*** Opening of SOURCE MATERIAL ***

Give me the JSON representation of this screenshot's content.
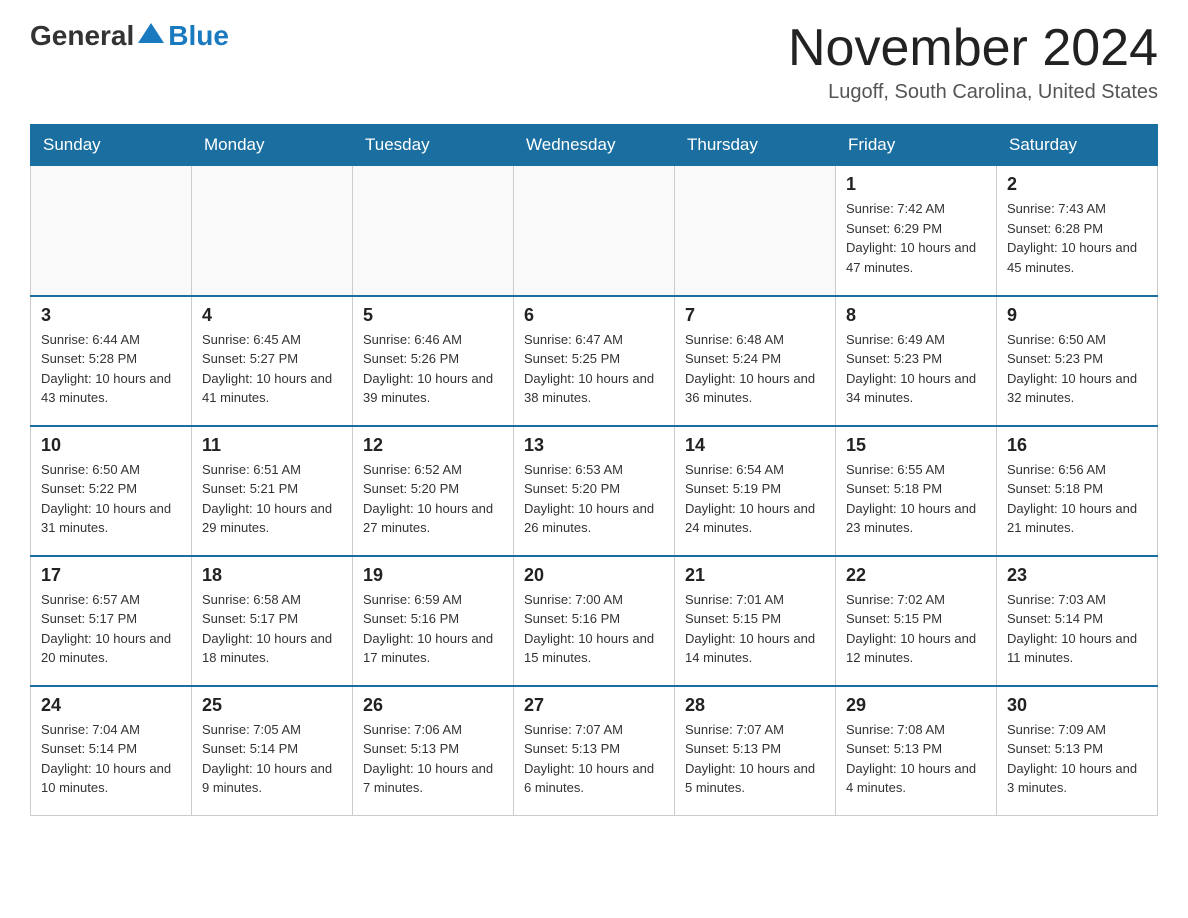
{
  "logo": {
    "text_general": "General",
    "text_blue": "Blue"
  },
  "title": "November 2024",
  "subtitle": "Lugoff, South Carolina, United States",
  "days_of_week": [
    "Sunday",
    "Monday",
    "Tuesday",
    "Wednesday",
    "Thursday",
    "Friday",
    "Saturday"
  ],
  "weeks": [
    [
      {
        "day": "",
        "info": ""
      },
      {
        "day": "",
        "info": ""
      },
      {
        "day": "",
        "info": ""
      },
      {
        "day": "",
        "info": ""
      },
      {
        "day": "",
        "info": ""
      },
      {
        "day": "1",
        "info": "Sunrise: 7:42 AM\nSunset: 6:29 PM\nDaylight: 10 hours and 47 minutes."
      },
      {
        "day": "2",
        "info": "Sunrise: 7:43 AM\nSunset: 6:28 PM\nDaylight: 10 hours and 45 minutes."
      }
    ],
    [
      {
        "day": "3",
        "info": "Sunrise: 6:44 AM\nSunset: 5:28 PM\nDaylight: 10 hours and 43 minutes."
      },
      {
        "day": "4",
        "info": "Sunrise: 6:45 AM\nSunset: 5:27 PM\nDaylight: 10 hours and 41 minutes."
      },
      {
        "day": "5",
        "info": "Sunrise: 6:46 AM\nSunset: 5:26 PM\nDaylight: 10 hours and 39 minutes."
      },
      {
        "day": "6",
        "info": "Sunrise: 6:47 AM\nSunset: 5:25 PM\nDaylight: 10 hours and 38 minutes."
      },
      {
        "day": "7",
        "info": "Sunrise: 6:48 AM\nSunset: 5:24 PM\nDaylight: 10 hours and 36 minutes."
      },
      {
        "day": "8",
        "info": "Sunrise: 6:49 AM\nSunset: 5:23 PM\nDaylight: 10 hours and 34 minutes."
      },
      {
        "day": "9",
        "info": "Sunrise: 6:50 AM\nSunset: 5:23 PM\nDaylight: 10 hours and 32 minutes."
      }
    ],
    [
      {
        "day": "10",
        "info": "Sunrise: 6:50 AM\nSunset: 5:22 PM\nDaylight: 10 hours and 31 minutes."
      },
      {
        "day": "11",
        "info": "Sunrise: 6:51 AM\nSunset: 5:21 PM\nDaylight: 10 hours and 29 minutes."
      },
      {
        "day": "12",
        "info": "Sunrise: 6:52 AM\nSunset: 5:20 PM\nDaylight: 10 hours and 27 minutes."
      },
      {
        "day": "13",
        "info": "Sunrise: 6:53 AM\nSunset: 5:20 PM\nDaylight: 10 hours and 26 minutes."
      },
      {
        "day": "14",
        "info": "Sunrise: 6:54 AM\nSunset: 5:19 PM\nDaylight: 10 hours and 24 minutes."
      },
      {
        "day": "15",
        "info": "Sunrise: 6:55 AM\nSunset: 5:18 PM\nDaylight: 10 hours and 23 minutes."
      },
      {
        "day": "16",
        "info": "Sunrise: 6:56 AM\nSunset: 5:18 PM\nDaylight: 10 hours and 21 minutes."
      }
    ],
    [
      {
        "day": "17",
        "info": "Sunrise: 6:57 AM\nSunset: 5:17 PM\nDaylight: 10 hours and 20 minutes."
      },
      {
        "day": "18",
        "info": "Sunrise: 6:58 AM\nSunset: 5:17 PM\nDaylight: 10 hours and 18 minutes."
      },
      {
        "day": "19",
        "info": "Sunrise: 6:59 AM\nSunset: 5:16 PM\nDaylight: 10 hours and 17 minutes."
      },
      {
        "day": "20",
        "info": "Sunrise: 7:00 AM\nSunset: 5:16 PM\nDaylight: 10 hours and 15 minutes."
      },
      {
        "day": "21",
        "info": "Sunrise: 7:01 AM\nSunset: 5:15 PM\nDaylight: 10 hours and 14 minutes."
      },
      {
        "day": "22",
        "info": "Sunrise: 7:02 AM\nSunset: 5:15 PM\nDaylight: 10 hours and 12 minutes."
      },
      {
        "day": "23",
        "info": "Sunrise: 7:03 AM\nSunset: 5:14 PM\nDaylight: 10 hours and 11 minutes."
      }
    ],
    [
      {
        "day": "24",
        "info": "Sunrise: 7:04 AM\nSunset: 5:14 PM\nDaylight: 10 hours and 10 minutes."
      },
      {
        "day": "25",
        "info": "Sunrise: 7:05 AM\nSunset: 5:14 PM\nDaylight: 10 hours and 9 minutes."
      },
      {
        "day": "26",
        "info": "Sunrise: 7:06 AM\nSunset: 5:13 PM\nDaylight: 10 hours and 7 minutes."
      },
      {
        "day": "27",
        "info": "Sunrise: 7:07 AM\nSunset: 5:13 PM\nDaylight: 10 hours and 6 minutes."
      },
      {
        "day": "28",
        "info": "Sunrise: 7:07 AM\nSunset: 5:13 PM\nDaylight: 10 hours and 5 minutes."
      },
      {
        "day": "29",
        "info": "Sunrise: 7:08 AM\nSunset: 5:13 PM\nDaylight: 10 hours and 4 minutes."
      },
      {
        "day": "30",
        "info": "Sunrise: 7:09 AM\nSunset: 5:13 PM\nDaylight: 10 hours and 3 minutes."
      }
    ]
  ]
}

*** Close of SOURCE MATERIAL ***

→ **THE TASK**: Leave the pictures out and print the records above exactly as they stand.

→ **WRITTEN RESPONSE**:
Give me the JSON representation of this screenshot's content.
{
  "logo": {
    "text_general": "General",
    "text_blue": "Blue"
  },
  "title": "November 2024",
  "subtitle": "Lugoff, South Carolina, United States",
  "days_of_week": [
    "Sunday",
    "Monday",
    "Tuesday",
    "Wednesday",
    "Thursday",
    "Friday",
    "Saturday"
  ],
  "weeks": [
    [
      {
        "day": "",
        "info": ""
      },
      {
        "day": "",
        "info": ""
      },
      {
        "day": "",
        "info": ""
      },
      {
        "day": "",
        "info": ""
      },
      {
        "day": "",
        "info": ""
      },
      {
        "day": "1",
        "info": "Sunrise: 7:42 AM\nSunset: 6:29 PM\nDaylight: 10 hours and 47 minutes."
      },
      {
        "day": "2",
        "info": "Sunrise: 7:43 AM\nSunset: 6:28 PM\nDaylight: 10 hours and 45 minutes."
      }
    ],
    [
      {
        "day": "3",
        "info": "Sunrise: 6:44 AM\nSunset: 5:28 PM\nDaylight: 10 hours and 43 minutes."
      },
      {
        "day": "4",
        "info": "Sunrise: 6:45 AM\nSunset: 5:27 PM\nDaylight: 10 hours and 41 minutes."
      },
      {
        "day": "5",
        "info": "Sunrise: 6:46 AM\nSunset: 5:26 PM\nDaylight: 10 hours and 39 minutes."
      },
      {
        "day": "6",
        "info": "Sunrise: 6:47 AM\nSunset: 5:25 PM\nDaylight: 10 hours and 38 minutes."
      },
      {
        "day": "7",
        "info": "Sunrise: 6:48 AM\nSunset: 5:24 PM\nDaylight: 10 hours and 36 minutes."
      },
      {
        "day": "8",
        "info": "Sunrise: 6:49 AM\nSunset: 5:23 PM\nDaylight: 10 hours and 34 minutes."
      },
      {
        "day": "9",
        "info": "Sunrise: 6:50 AM\nSunset: 5:23 PM\nDaylight: 10 hours and 32 minutes."
      }
    ],
    [
      {
        "day": "10",
        "info": "Sunrise: 6:50 AM\nSunset: 5:22 PM\nDaylight: 10 hours and 31 minutes."
      },
      {
        "day": "11",
        "info": "Sunrise: 6:51 AM\nSunset: 5:21 PM\nDaylight: 10 hours and 29 minutes."
      },
      {
        "day": "12",
        "info": "Sunrise: 6:52 AM\nSunset: 5:20 PM\nDaylight: 10 hours and 27 minutes."
      },
      {
        "day": "13",
        "info": "Sunrise: 6:53 AM\nSunset: 5:20 PM\nDaylight: 10 hours and 26 minutes."
      },
      {
        "day": "14",
        "info": "Sunrise: 6:54 AM\nSunset: 5:19 PM\nDaylight: 10 hours and 24 minutes."
      },
      {
        "day": "15",
        "info": "Sunrise: 6:55 AM\nSunset: 5:18 PM\nDaylight: 10 hours and 23 minutes."
      },
      {
        "day": "16",
        "info": "Sunrise: 6:56 AM\nSunset: 5:18 PM\nDaylight: 10 hours and 21 minutes."
      }
    ],
    [
      {
        "day": "17",
        "info": "Sunrise: 6:57 AM\nSunset: 5:17 PM\nDaylight: 10 hours and 20 minutes."
      },
      {
        "day": "18",
        "info": "Sunrise: 6:58 AM\nSunset: 5:17 PM\nDaylight: 10 hours and 18 minutes."
      },
      {
        "day": "19",
        "info": "Sunrise: 6:59 AM\nSunset: 5:16 PM\nDaylight: 10 hours and 17 minutes."
      },
      {
        "day": "20",
        "info": "Sunrise: 7:00 AM\nSunset: 5:16 PM\nDaylight: 10 hours and 15 minutes."
      },
      {
        "day": "21",
        "info": "Sunrise: 7:01 AM\nSunset: 5:15 PM\nDaylight: 10 hours and 14 minutes."
      },
      {
        "day": "22",
        "info": "Sunrise: 7:02 AM\nSunset: 5:15 PM\nDaylight: 10 hours and 12 minutes."
      },
      {
        "day": "23",
        "info": "Sunrise: 7:03 AM\nSunset: 5:14 PM\nDaylight: 10 hours and 11 minutes."
      }
    ],
    [
      {
        "day": "24",
        "info": "Sunrise: 7:04 AM\nSunset: 5:14 PM\nDaylight: 10 hours and 10 minutes."
      },
      {
        "day": "25",
        "info": "Sunrise: 7:05 AM\nSunset: 5:14 PM\nDaylight: 10 hours and 9 minutes."
      },
      {
        "day": "26",
        "info": "Sunrise: 7:06 AM\nSunset: 5:13 PM\nDaylight: 10 hours and 7 minutes."
      },
      {
        "day": "27",
        "info": "Sunrise: 7:07 AM\nSunset: 5:13 PM\nDaylight: 10 hours and 6 minutes."
      },
      {
        "day": "28",
        "info": "Sunrise: 7:07 AM\nSunset: 5:13 PM\nDaylight: 10 hours and 5 minutes."
      },
      {
        "day": "29",
        "info": "Sunrise: 7:08 AM\nSunset: 5:13 PM\nDaylight: 10 hours and 4 minutes."
      },
      {
        "day": "30",
        "info": "Sunrise: 7:09 AM\nSunset: 5:13 PM\nDaylight: 10 hours and 3 minutes."
      }
    ]
  ]
}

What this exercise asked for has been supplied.